━━━━━ Dataset content
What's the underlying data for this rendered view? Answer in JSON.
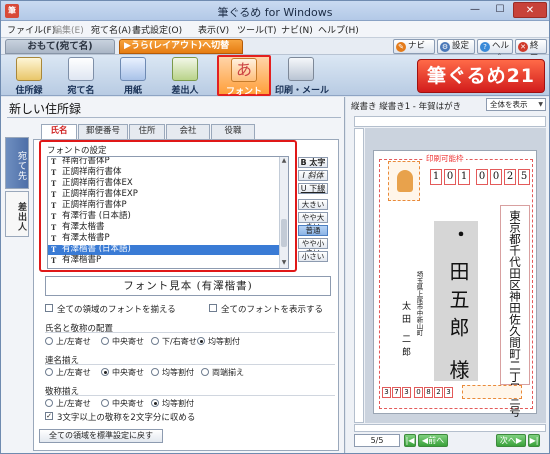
{
  "window": {
    "title": "筆ぐるめ for Windows",
    "app_icon": "筆",
    "min": "—",
    "max": "☐",
    "close": "✕"
  },
  "menu": [
    "ファイル(F)",
    "編集(E)",
    "宛て名(A)",
    "書式設定(O)",
    "表示(V)",
    "ツール(T)",
    "ナビ(N)",
    "ヘルプ(H)"
  ],
  "mode": {
    "omote": "おもて(宛て名)",
    "ura": "うら(レイアウト)へ切替",
    "navi": "ナビ",
    "setting": "設定",
    "help": "ヘルプ",
    "exit": "終了"
  },
  "toolbar": {
    "items": [
      "住所録",
      "宛て名",
      "用紙",
      "差出人",
      "フォント",
      "印刷・メール"
    ],
    "brand": "筆ぐるめ21"
  },
  "panel": {
    "title": "新しい住所録",
    "side_tabs": [
      "宛て先",
      "差出人"
    ],
    "tabs": [
      "氏名",
      "郵便番号",
      "住所",
      "会社",
      "役職"
    ]
  },
  "font_settings": {
    "label": "フォントの設定",
    "fonts": [
      "祥南行書体P",
      "正調祥南行書体",
      "正調祥南行書体EX",
      "正調祥南行書体EXP",
      "正調祥南行書体P",
      "有澤行書 (日本語)",
      "有澤太楷書",
      "有澤太楷書P",
      "有澤楷書 (日本語)",
      "有澤楷書P"
    ],
    "selected_index": 8,
    "style_buttons": [
      "B 太字",
      "I 斜体",
      "U 下線"
    ],
    "size_buttons": [
      "大きい",
      "やや大きい",
      "普通",
      "やや小さい",
      "小さい"
    ],
    "active_size": 2,
    "preview": "フォント見本 (有澤楷書)",
    "checkbox_all_fields": "全ての領域のフォントを揃える",
    "checkbox_show_all": "全てのフォントを表示する"
  },
  "name_title_layout": {
    "label": "氏名と敬称の配置",
    "options": [
      "上/左寄せ",
      "中央寄せ",
      "下/右寄せ",
      "均等割付"
    ],
    "selected": 3
  },
  "joint_names": {
    "label": "連名揃え",
    "options": [
      "上/左寄せ",
      "中央寄せ",
      "均等割付",
      "両端揃え"
    ],
    "selected": 1
  },
  "honorific": {
    "label": "敬称揃え",
    "options": [
      "上/左寄せ",
      "中央寄せ",
      "均等割付"
    ],
    "selected": 2,
    "checkbox": "3文字以上の敬称を2文字分に収める",
    "checkbox_checked": true
  },
  "reset_button": "全ての領域を標準設定に戻す",
  "preview": {
    "title": "縦書き 縦書き1 - 年賀はがき",
    "zoom": "全体を表示",
    "printable": "印刷可能枠",
    "zip": [
      "1",
      "0",
      "1",
      "0",
      "0",
      "2",
      "5"
    ],
    "address": "東京都千代田区神田佐久間町二丁目三号",
    "name": "田五郎 様",
    "name_top": "・",
    "sender_address": "埼玉県上尾市中新山町",
    "sender_name": "太田 二郎",
    "sender_zip": [
      "3",
      "7",
      "3",
      "0",
      "8",
      "2",
      "3"
    ],
    "page": "5/5",
    "prev": "前へ",
    "next": "次へ"
  }
}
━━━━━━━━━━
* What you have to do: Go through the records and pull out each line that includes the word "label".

* Solution to the problem:
    "label": "フォントの設定",
    "label": "氏名と敬称の配置",
    "label": "連名揃え",
    "label": "敬称揃え",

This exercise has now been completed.